Before the United States had been engaged in World War 2, famous writer Ernest Hemingway made a journey to Kona. He was on honeymoon with Martha Gellhorn (his third of eventually four wives). The International Game Fish Association (IGFA) was just starting out.
Hemingway was asked to verify a catch for the IGFA that had been made in Kona. It was an 815 pound blue marlin. Back then, blue marlin in Hawaii was called black marlin. Robert Clapp had chartered IGFA member Charlie Finlayson’s boat and caught the fish.
Hemingway could never entirely verify the catch – only the head and tail remained of it. Yet it was large enough for Hemingway to decide to head out to Kona and talk to Finlayson himself. They rolled some other activities into their Kona detour: including fishing, hiking, and sheep-hunting.

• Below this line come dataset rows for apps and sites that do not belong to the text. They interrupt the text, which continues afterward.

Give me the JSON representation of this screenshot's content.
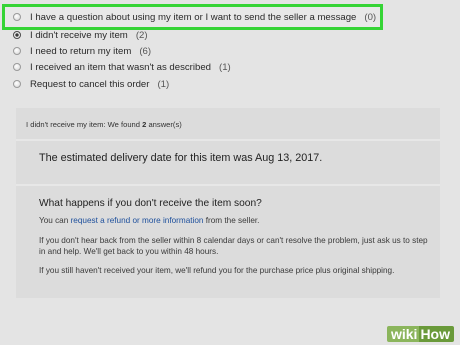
{
  "options": [
    {
      "label": "I have a question about using my item or I want to send the seller a message",
      "count": "(0)",
      "checked": false,
      "highlighted": true
    },
    {
      "label": "I didn't receive my item",
      "count": "(2)",
      "checked": true,
      "highlighted": false
    },
    {
      "label": "I need to return my item",
      "count": "(6)",
      "checked": false,
      "highlighted": false
    },
    {
      "label": "I received an item that wasn't as described",
      "count": "(1)",
      "checked": false,
      "highlighted": false
    },
    {
      "label": "Request to cancel this order",
      "count": "(1)",
      "checked": false,
      "highlighted": false
    }
  ],
  "panel": {
    "header_prefix": "I didn't receive my item: We found ",
    "header_count": "2",
    "header_suffix": " answer(s)",
    "delivery_text": "The estimated delivery date for this item was Aug 13, 2017.",
    "question_title": "What happens if you don't receive the item soon?",
    "line1_prefix": "You can ",
    "line1_link": "request a refund or more information",
    "line1_suffix": " from the seller.",
    "para2": "If you don't hear back from the seller within 8 calendar days or can't resolve the problem, just ask us to step in and help. We'll get back to you within 48 hours.",
    "para3": "If you still haven't received your item, we'll refund you for the purchase price plus original shipping."
  },
  "watermark": {
    "wiki": "wiki",
    "how": "How"
  },
  "colors": {
    "highlight_border": "#35d435",
    "link": "#1d4f9c",
    "panel_bg": "#dcdcdc",
    "page_bg": "#e4e4e4"
  }
}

When Hemingway talked to Finlayson, he was introduced to the contraption Finlayson had used to catch his marlin. It was a chair like a rower’s, designed to slide forward along wheels in tracks. A deckhand would then slide the chair back for the angler, doing some of the hardest work.
This incensed Hemingway, who wrote to the IGFA and insisted any fish caught this way could hold no record. He complained that it gave the angler an unfair advantage and required the deckhand to do the real work of, essentially, hauling the angler’s body and chair back.
Of course, back then Hemingway didn’t enjoy fighting chairs with a bucket seat and harness either. One has to wonder what he would’ve thought of how we sport fish now. At least it doesn’t require a deckhand to physically pull you back.
We have to wonder if there’s an alternate reality out there where Finlayson’s chair took off, and sport